The fix is to find the offending OPEN statement(s) in the code and make sure it marks the file for read-only. FWIW.

I'll see what I can do, but it's the same file that has been working for years. The only thing different in this situation would be my new computer and core operating system (64 Bit versus 32 Bit). My thought was that the operating system is somehow splitting up the task, and thus "opening" the same file twice (Hyperthreading is usually seen as two processors by the operating system, even though there is physically only one).

I've started reading the WRF manual, and building/installing it seems to be the easy (well, easIER) part... Getting the correct data and piping it to the correct programs will be the tough part.
 
I'm looking to run some higher resolution models for the ocean (like the Southern Ocean). Is this possible? What about a high resolution nested grid?

What kind of investment/frustration factor would I have setting this up? As an alternative, are there any good free or subscription services for this type of data.
 
I would say it's possible, Bill. The model would probably initialize boundary conditions (and probably initial conditions) from the GFS.

I am still trying to get the WRF up and running.

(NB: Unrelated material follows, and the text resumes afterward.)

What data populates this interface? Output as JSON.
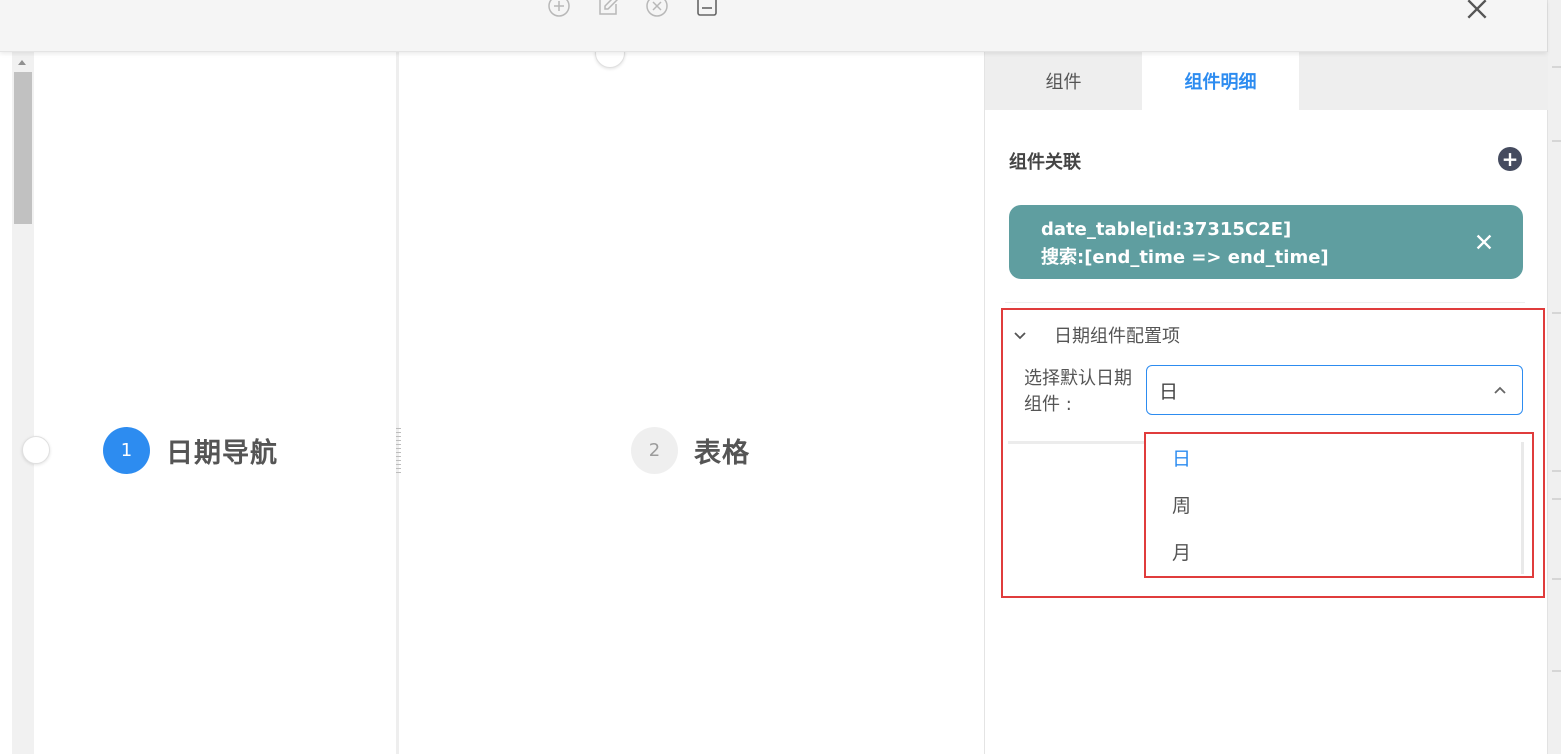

I get the entire stream of MADIS observational data, so I could initialize the WRF using real-time datasets that operational models don't even ingest (primarily because the datasets themselves aren't operational). The datasets include many mesonets, aircraft data, satellite derived winds, NEXRAD, etc..

But, none of that matters if you can't even get the thing compiled. I downloaded the latest Intel Fortran 90 compiler, but I can't get it to work with the WRF - I get TONS of errors (I probably don't have the compiler flags set right or something, and don't even know where to begin). There really isn't a "support center" for the WRF either, so no chance at getting any help that way. There are forums available, but the response time is usually about one month per reply - not exactly efficient.

For anyone looking to get involved with this kind of stuff... It is VERY confusing. It's not so much running the model that's confusing, it's getting the thing installed and configuring it for runtime. If you have little to no experience with *nix systems, you're looking at a nearly vertical learning curve.
 
Back
Top